When Congress codified citizens’ access to courts regardless of their ability to pay costs, federal courts quickly became inundated with prisoner lawsuits.  Congress, in turn, enacted the “three strikes” provision in 28 U. S. C. §1915(g) which provides that “in no event shall a prisoner bring a civil action or appeal a judgment in a civil action or proceeding [in forma pauperis] if the prisoner has, on 3 or more prior occasions, while  incarcerated or detained in any facility, brought an action or appeal in a court of the United States that was dismissed on the grounds that it is frivolous, malicious, or fails to state a claim upon which relief may be granted, unless the prisoner is under imminent danger of serious physical injury.” The United States Supreme Court held in Coleman v. Tollefson, 575 U.S. ___ (2015) that the “three strikes” includes cases dismissed by a district court and pending on appeal.

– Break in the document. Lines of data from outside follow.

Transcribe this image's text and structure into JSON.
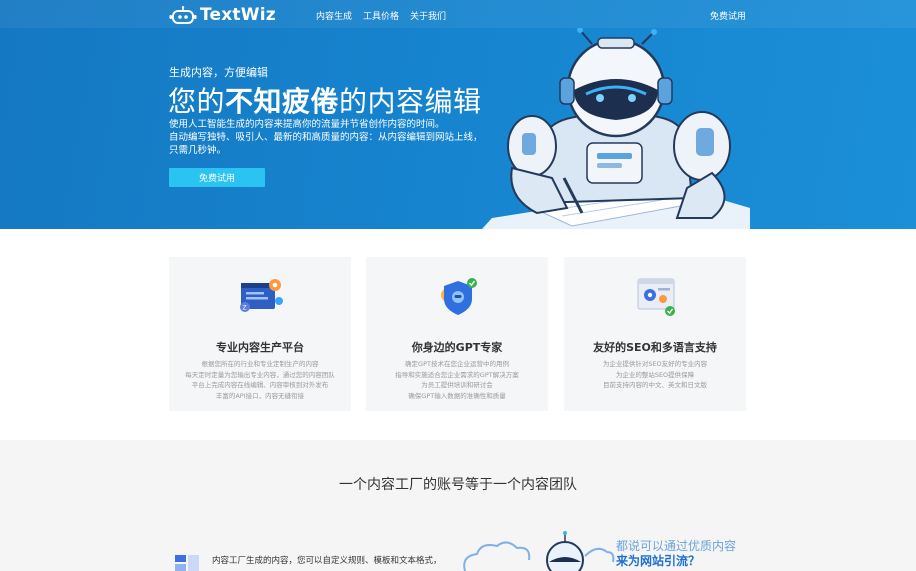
{
  "brand": {
    "name": "TextWiz"
  },
  "nav": {
    "items": [
      {
        "label": "内容生成"
      },
      {
        "label": "工具价格"
      },
      {
        "label": "关于我们"
      }
    ],
    "trial": "免费试用"
  },
  "hero": {
    "tagline": "生成内容，方便编辑",
    "headline_pre": "您的",
    "headline_bold": "不知疲倦",
    "headline_post": "的内容编辑",
    "desc": [
      "使用人工智能生成的内容来提高你的流量并节省创作内容的时间。",
      "自动编写独特、吸引人、最新的和高质量的内容：从内容编辑到网站上线，",
      "只需几秒钟。"
    ],
    "button": "免费试用"
  },
  "features": [
    {
      "icon": "code-gear-icon",
      "title": "专业内容生产平台",
      "lines": [
        "根据您所在的行业和专业定制生产的内容",
        "每天定时定量为您输出专业内容，通过您的内容团队",
        "平台上完成内容在线编辑、内容审核到对外发布",
        "丰富的API接口，内容无缝衔接"
      ]
    },
    {
      "icon": "ai-shield-icon",
      "title": "你身边的GPT专家",
      "lines": [
        "确定GPT技术在您企业运营中的用例",
        "指导和实施适合您企业需求的GPT解决方案",
        "为员工提供培训和研讨会",
        "确保GPT输入数据的准确性和质量"
      ]
    },
    {
      "icon": "seo-settings-icon",
      "title": "友好的SEO和多语言支持",
      "lines": [
        "为企业提供针对SEO友好的专业内容",
        "为企业的整站SEO提供保障",
        "目前支持内容的中文、英文和日文版"
      ]
    }
  ],
  "section2": {
    "title": "一个内容工厂的账号等于一个内容团队",
    "info_line": "内容工厂生成的内容，您可以自定义规则、模板和文本格式，",
    "info_line2": "",
    "promo1": "都说可以通过优质内容",
    "promo2": "来为网站引流？"
  },
  "colors": {
    "hero_bg": "#1683ce",
    "button": "#2bc3f2",
    "accent": "#1f6fd0"
  }
}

In Coleman, the plaintiff brought three federal lawsuits during his incarceration that had been dismissed on grounds enumerated in §1915(g). Following the appeal of his third dismissal, but before the appellate court’s ruling on that appeal, Coleman filed four new federal lawsuits between April 2010 and January 2011, and moved to proceed in forma pauperis in each one. The district court denied each of Coleman’s four in forma pauperis requests holding that “a dismissal counts as a strike even if it is pending on appeal at the time that the plaintiff files his new action.” The Sixth Circuit agreed with the district court and denied Coleman’s requests, albeit on different grounds.  The United States Supreme Court granted certiorari to resolve whether a dismissal of an in forma pauperis request on a statutorily enumerated ground counts as a strike while an appeal of that dismissal remains pending.  The Supreme Court held that it does.

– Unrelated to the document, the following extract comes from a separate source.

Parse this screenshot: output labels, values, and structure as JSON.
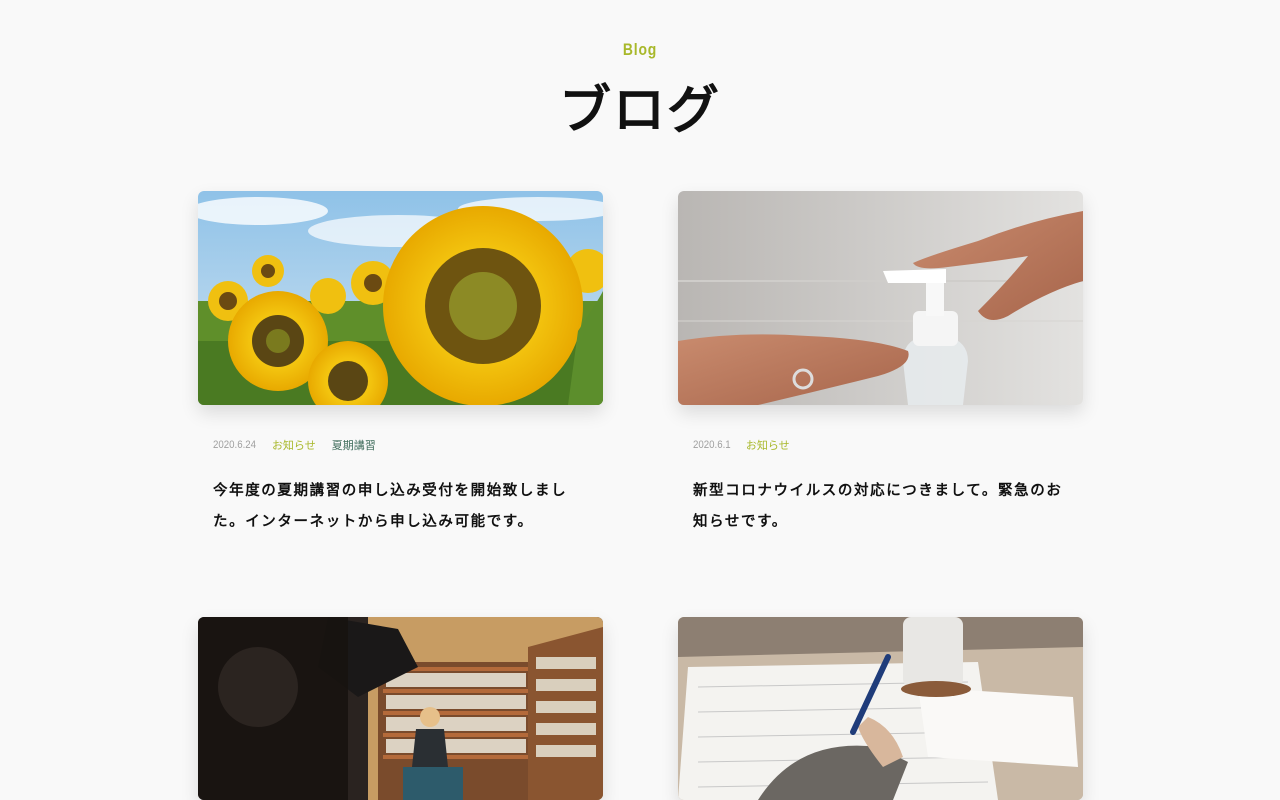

The Court summarily rejected Coleman’s argument for an expansion of the word “dismissed” in the statute to include appellate activity by citing to the plain language of the statute, treatment of the word “dismissed” in case law and an analysis of congressional intent within the statute from a linguistic and practical matter.  The Court acknowledged that while there was a risk that a litigant that might find themselves wrongfully deprived of in forma pauperis status, that risk was “not great” since there were various remedies to ameliorate any adverse effects of the deprivation within the existing Federal Rules of Civil Procedure.

Serial litigants who file numerous frivolous in forma pauperis lawsuits waste defendants’ resources, the court’s time and impede the prompt resolution of cases.  As those litigants begin to feel the impact of this decision, the benefit to the judicial system will be felt through the weeding out of meritless claims.